START Data supplied

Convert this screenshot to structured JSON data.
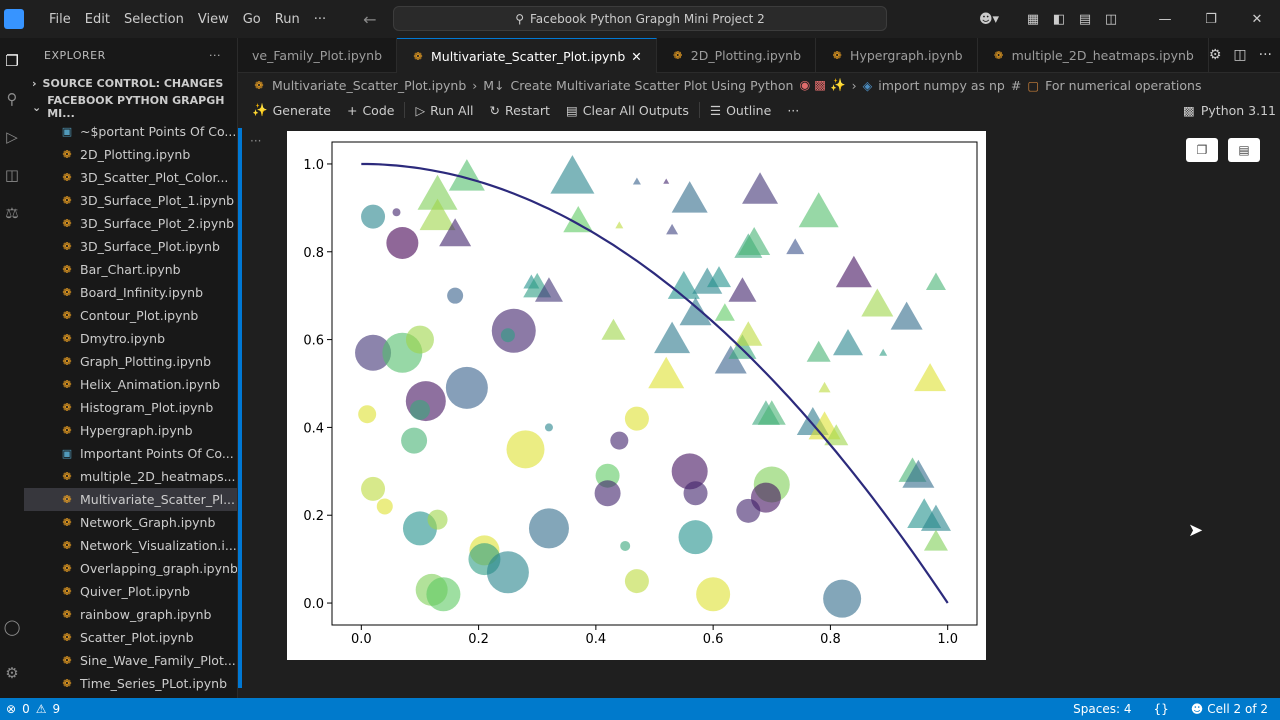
{
  "menu": [
    "File",
    "Edit",
    "Selection",
    "View",
    "Go",
    "Run",
    "···"
  ],
  "search": {
    "text": "Facebook Python Grapgh Mini Project 2"
  },
  "explorer": {
    "title": "EXPLORER",
    "source_control": "SOURCE CONTROL: CHANGES",
    "folder": "FACEBOOK PYTHON GRAPGH MI...",
    "files": [
      {
        "name": "~$portant Points Of Co...",
        "type": "doc"
      },
      {
        "name": "2D_Plotting.ipynb",
        "type": "nb"
      },
      {
        "name": "3D_Scatter_Plot_Color...",
        "type": "nb"
      },
      {
        "name": "3D_Surface_Plot_1.ipynb",
        "type": "nb"
      },
      {
        "name": "3D_Surface_Plot_2.ipynb",
        "type": "nb"
      },
      {
        "name": "3D_Surface_Plot.ipynb",
        "type": "nb"
      },
      {
        "name": "Bar_Chart.ipynb",
        "type": "nb"
      },
      {
        "name": "Board_Infinity.ipynb",
        "type": "nb"
      },
      {
        "name": "Contour_Plot.ipynb",
        "type": "nb"
      },
      {
        "name": "Dmytro.ipynb",
        "type": "nb"
      },
      {
        "name": "Graph_Plotting.ipynb",
        "type": "nb"
      },
      {
        "name": "Helix_Animation.ipynb",
        "type": "nb"
      },
      {
        "name": "Histogram_Plot.ipynb",
        "type": "nb"
      },
      {
        "name": "Hypergraph.ipynb",
        "type": "nb"
      },
      {
        "name": "Important Points Of Co...",
        "type": "doc"
      },
      {
        "name": "multiple_2D_heatmaps...",
        "type": "nb"
      },
      {
        "name": "Multivariate_Scatter_Pl...",
        "type": "nb"
      },
      {
        "name": "Network_Graph.ipynb",
        "type": "nb"
      },
      {
        "name": "Network_Visualization.i...",
        "type": "nb"
      },
      {
        "name": "Overlapping_graph.ipynb",
        "type": "nb"
      },
      {
        "name": "Quiver_Plot.ipynb",
        "type": "nb"
      },
      {
        "name": "rainbow_graph.ipynb",
        "type": "nb"
      },
      {
        "name": "Scatter_Plot.ipynb",
        "type": "nb"
      },
      {
        "name": "Sine_Wave_Family_Plot...",
        "type": "nb"
      },
      {
        "name": "Time_Series_PLot.ipynb",
        "type": "nb"
      }
    ]
  },
  "tabs": [
    "ve_Family_Plot.ipynb",
    "Multivariate_Scatter_Plot.ipynb",
    "2D_Plotting.ipynb",
    "Hypergraph.ipynb",
    "multiple_2D_heatmaps.ipynb"
  ],
  "breadcrumb": {
    "file": "Multivariate_Scatter_Plot.ipynb",
    "md_prefix": "M↓",
    "cell": "Create Multivariate Scatter Plot Using Python",
    "code": "import numpy as np",
    "hash": "#",
    "comment": "For numerical operations"
  },
  "toolbar": {
    "generate": "Generate",
    "code": "Code",
    "run_all": "Run All",
    "restart": "Restart",
    "clear": "Clear All Outputs",
    "outline": "Outline",
    "more": "···",
    "kernel": "Python 3.11"
  },
  "status": {
    "errors": "0",
    "warnings": "9",
    "spaces": "Spaces: 4",
    "braces": "{}",
    "cell": "Cell 2 of 2"
  },
  "chart_data": {
    "type": "scatter",
    "xlim": [
      -0.05,
      1.05
    ],
    "ylim": [
      -0.05,
      1.05
    ],
    "xticks": [
      "0.0",
      "0.2",
      "0.4",
      "0.6",
      "0.8",
      "1.0"
    ],
    "yticks": [
      "0.0",
      "0.2",
      "0.4",
      "0.6",
      "0.8",
      "1.0"
    ],
    "grid": false,
    "colormap": "viridis",
    "curve": {
      "type": "line",
      "function": "1 - x^2",
      "color": "#2c2a7c"
    },
    "circles": [
      [
        0.02,
        0.88,
        12,
        0.45
      ],
      [
        0.07,
        0.82,
        16,
        0.0
      ],
      [
        0.06,
        0.89,
        4,
        0.1
      ],
      [
        0.16,
        0.7,
        8,
        0.3
      ],
      [
        0.02,
        0.57,
        18,
        0.15
      ],
      [
        0.07,
        0.57,
        20,
        0.7
      ],
      [
        0.1,
        0.6,
        14,
        0.85
      ],
      [
        0.11,
        0.46,
        20,
        0.05
      ],
      [
        0.18,
        0.49,
        21,
        0.3
      ],
      [
        0.26,
        0.62,
        22,
        0.1
      ],
      [
        0.01,
        0.43,
        9,
        0.95
      ],
      [
        0.09,
        0.37,
        13,
        0.65
      ],
      [
        0.28,
        0.35,
        19,
        0.95
      ],
      [
        0.32,
        0.4,
        4,
        0.45
      ],
      [
        0.44,
        0.37,
        9,
        0.1
      ],
      [
        0.47,
        0.42,
        12,
        0.95
      ],
      [
        0.56,
        0.3,
        18,
        0.05
      ],
      [
        0.57,
        0.25,
        12,
        0.1
      ],
      [
        0.7,
        0.27,
        18,
        0.8
      ],
      [
        0.69,
        0.24,
        15,
        0.05
      ],
      [
        0.66,
        0.21,
        12,
        0.1
      ],
      [
        0.42,
        0.29,
        12,
        0.75
      ],
      [
        0.42,
        0.25,
        13,
        0.1
      ],
      [
        0.02,
        0.26,
        12,
        0.9
      ],
      [
        0.04,
        0.22,
        8,
        0.95
      ],
      [
        0.1,
        0.17,
        17,
        0.5
      ],
      [
        0.13,
        0.19,
        10,
        0.85
      ],
      [
        0.21,
        0.12,
        15,
        0.95
      ],
      [
        0.21,
        0.1,
        16,
        0.55
      ],
      [
        0.25,
        0.07,
        21,
        0.45
      ],
      [
        0.32,
        0.17,
        20,
        0.35
      ],
      [
        0.45,
        0.13,
        5,
        0.6
      ],
      [
        0.57,
        0.15,
        17,
        0.5
      ],
      [
        0.6,
        0.02,
        17,
        0.95
      ],
      [
        0.47,
        0.05,
        12,
        0.9
      ],
      [
        0.12,
        0.03,
        16,
        0.8
      ],
      [
        0.14,
        0.02,
        17,
        0.75
      ],
      [
        0.82,
        0.01,
        19,
        0.35
      ],
      [
        0.25,
        0.61,
        7,
        0.55
      ],
      [
        0.1,
        0.44,
        10,
        0.6
      ]
    ],
    "triangles": [
      [
        0.13,
        0.93,
        20,
        0.8
      ],
      [
        0.18,
        0.97,
        18,
        0.7
      ],
      [
        0.13,
        0.88,
        18,
        0.85
      ],
      [
        0.16,
        0.84,
        16,
        0.1
      ],
      [
        0.36,
        0.97,
        22,
        0.45
      ],
      [
        0.37,
        0.87,
        15,
        0.75
      ],
      [
        0.44,
        0.86,
        4,
        0.9
      ],
      [
        0.47,
        0.96,
        4,
        0.3
      ],
      [
        0.52,
        0.96,
        3,
        0.1
      ],
      [
        0.56,
        0.92,
        18,
        0.35
      ],
      [
        0.53,
        0.85,
        6,
        0.2
      ],
      [
        0.68,
        0.94,
        18,
        0.15
      ],
      [
        0.78,
        0.89,
        20,
        0.7
      ],
      [
        0.66,
        0.81,
        14,
        0.6
      ],
      [
        0.67,
        0.82,
        16,
        0.65
      ],
      [
        0.74,
        0.81,
        9,
        0.25
      ],
      [
        0.29,
        0.73,
        8,
        0.5
      ],
      [
        0.3,
        0.72,
        14,
        0.55
      ],
      [
        0.32,
        0.71,
        14,
        0.15
      ],
      [
        0.55,
        0.72,
        16,
        0.5
      ],
      [
        0.59,
        0.73,
        15,
        0.45
      ],
      [
        0.61,
        0.74,
        12,
        0.5
      ],
      [
        0.65,
        0.71,
        14,
        0.1
      ],
      [
        0.84,
        0.75,
        18,
        0.05
      ],
      [
        0.88,
        0.68,
        16,
        0.85
      ],
      [
        0.93,
        0.65,
        16,
        0.35
      ],
      [
        0.98,
        0.73,
        10,
        0.65
      ],
      [
        0.43,
        0.62,
        12,
        0.85
      ],
      [
        0.53,
        0.6,
        18,
        0.4
      ],
      [
        0.57,
        0.66,
        16,
        0.4
      ],
      [
        0.62,
        0.66,
        10,
        0.75
      ],
      [
        0.63,
        0.55,
        16,
        0.3
      ],
      [
        0.65,
        0.58,
        14,
        0.6
      ],
      [
        0.66,
        0.61,
        14,
        0.9
      ],
      [
        0.78,
        0.57,
        12,
        0.65
      ],
      [
        0.83,
        0.59,
        15,
        0.45
      ],
      [
        0.89,
        0.57,
        4,
        0.55
      ],
      [
        0.52,
        0.52,
        18,
        0.95
      ],
      [
        0.97,
        0.51,
        16,
        0.95
      ],
      [
        0.79,
        0.49,
        6,
        0.9
      ],
      [
        0.69,
        0.43,
        14,
        0.6
      ],
      [
        0.7,
        0.43,
        14,
        0.65
      ],
      [
        0.77,
        0.41,
        16,
        0.4
      ],
      [
        0.79,
        0.4,
        16,
        0.95
      ],
      [
        0.81,
        0.38,
        12,
        0.85
      ],
      [
        0.94,
        0.3,
        14,
        0.65
      ],
      [
        0.95,
        0.29,
        16,
        0.35
      ],
      [
        0.96,
        0.2,
        17,
        0.5
      ],
      [
        0.98,
        0.19,
        15,
        0.45
      ],
      [
        0.98,
        0.14,
        12,
        0.8
      ]
    ]
  }
}
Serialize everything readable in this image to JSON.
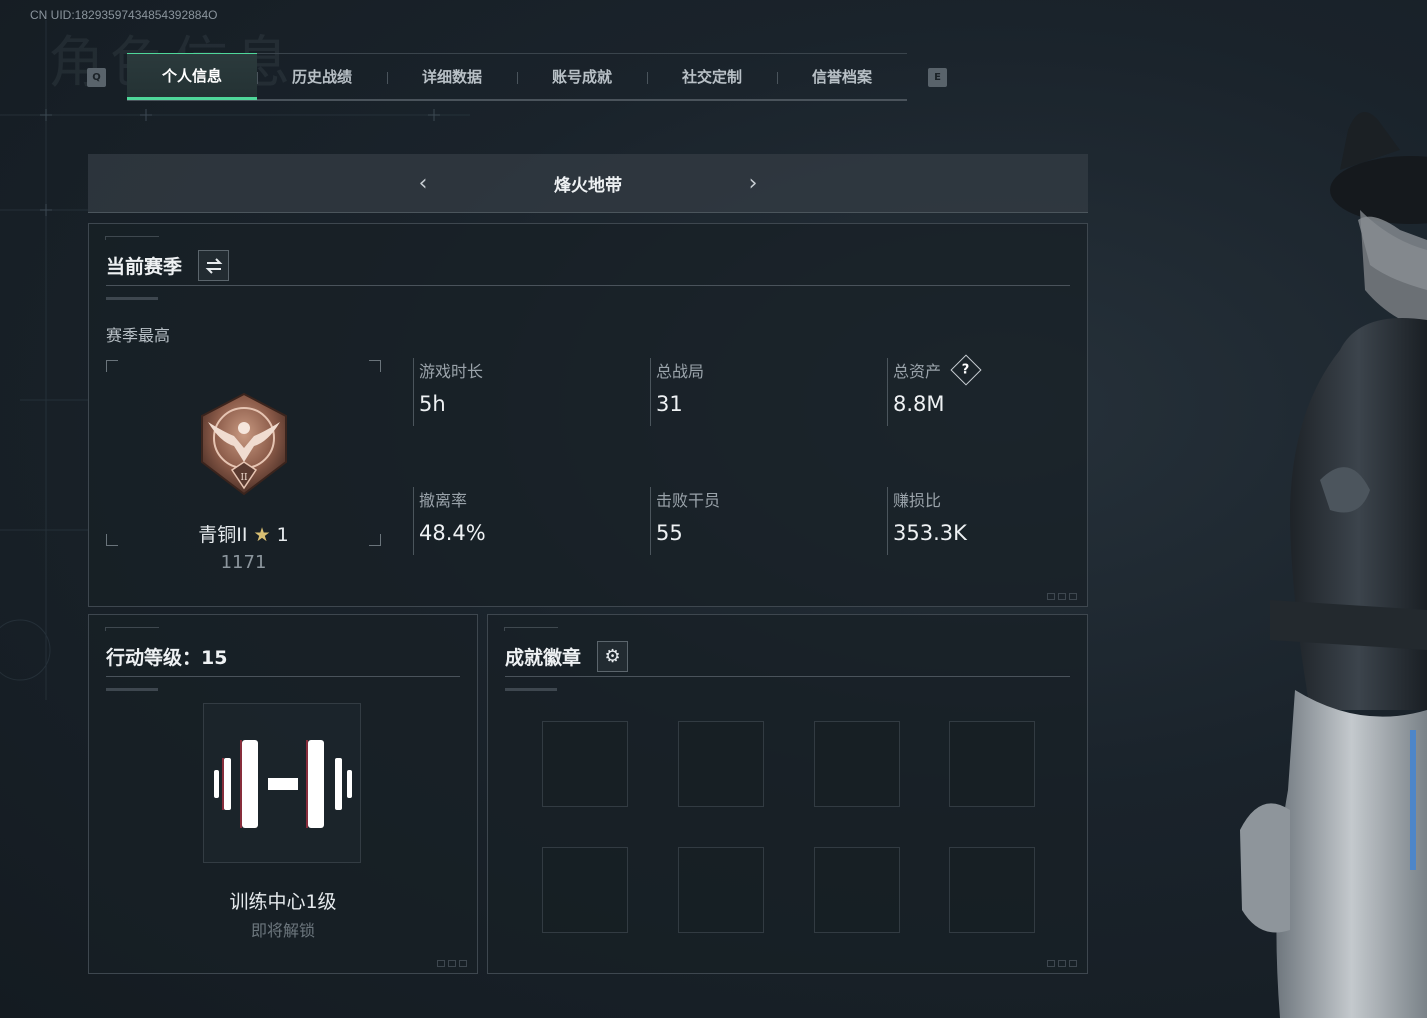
{
  "uid": "CN UID:18293597434854392884O",
  "background_title": "角色信息",
  "keys": {
    "left": "Q",
    "right": "E"
  },
  "tabs": [
    {
      "label": "个人信息",
      "active": true
    },
    {
      "label": "历史战绩",
      "active": false
    },
    {
      "label": "详细数据",
      "active": false
    },
    {
      "label": "账号成就",
      "active": false
    },
    {
      "label": "社交定制",
      "active": false
    },
    {
      "label": "信誉档案",
      "active": false
    }
  ],
  "mode_selector": {
    "mode": "烽火地带",
    "prev_icon": "chevron-left-icon",
    "next_icon": "chevron-right-icon"
  },
  "season_panel": {
    "title": "当前赛季",
    "toggle_icon": "switch-icon",
    "subtitle": "赛季最高",
    "rank": {
      "name": "青铜II",
      "star_icon": "star-icon",
      "stars": "1",
      "score": "1171"
    },
    "stats": [
      {
        "label": "游戏时长",
        "value": "5h"
      },
      {
        "label": "总战局",
        "value": "31"
      },
      {
        "label": "总资产",
        "value": "8.8M",
        "help": "?"
      },
      {
        "label": "撤离率",
        "value": "48.4%"
      },
      {
        "label": "击败干员",
        "value": "55"
      },
      {
        "label": "赚损比",
        "value": "353.3K"
      }
    ]
  },
  "level_panel": {
    "title": "行动等级：15",
    "emblem_icon": "dumbbell-icon",
    "name": "训练中心1级",
    "status": "即将解锁"
  },
  "badge_panel": {
    "title": "成就徽章",
    "settings_icon": "gear-icon",
    "slots": 8
  },
  "colors": {
    "accent": "#4fd79a",
    "text": "#eef1f3",
    "muted": "#9aa3aa",
    "panel_border": "#3e474f"
  }
}
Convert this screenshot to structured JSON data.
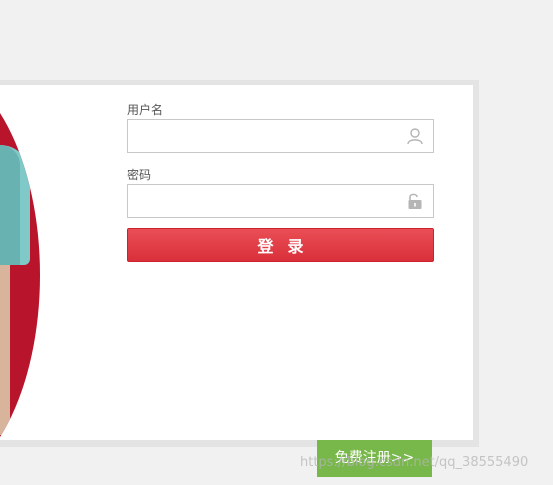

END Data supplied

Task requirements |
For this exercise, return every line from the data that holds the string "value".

The answer |
        "value": "5h"
        "value": "31"
        "value": "8.8M",
        "value": "48.4%"
        "value": "55"
        "value": "353.3K"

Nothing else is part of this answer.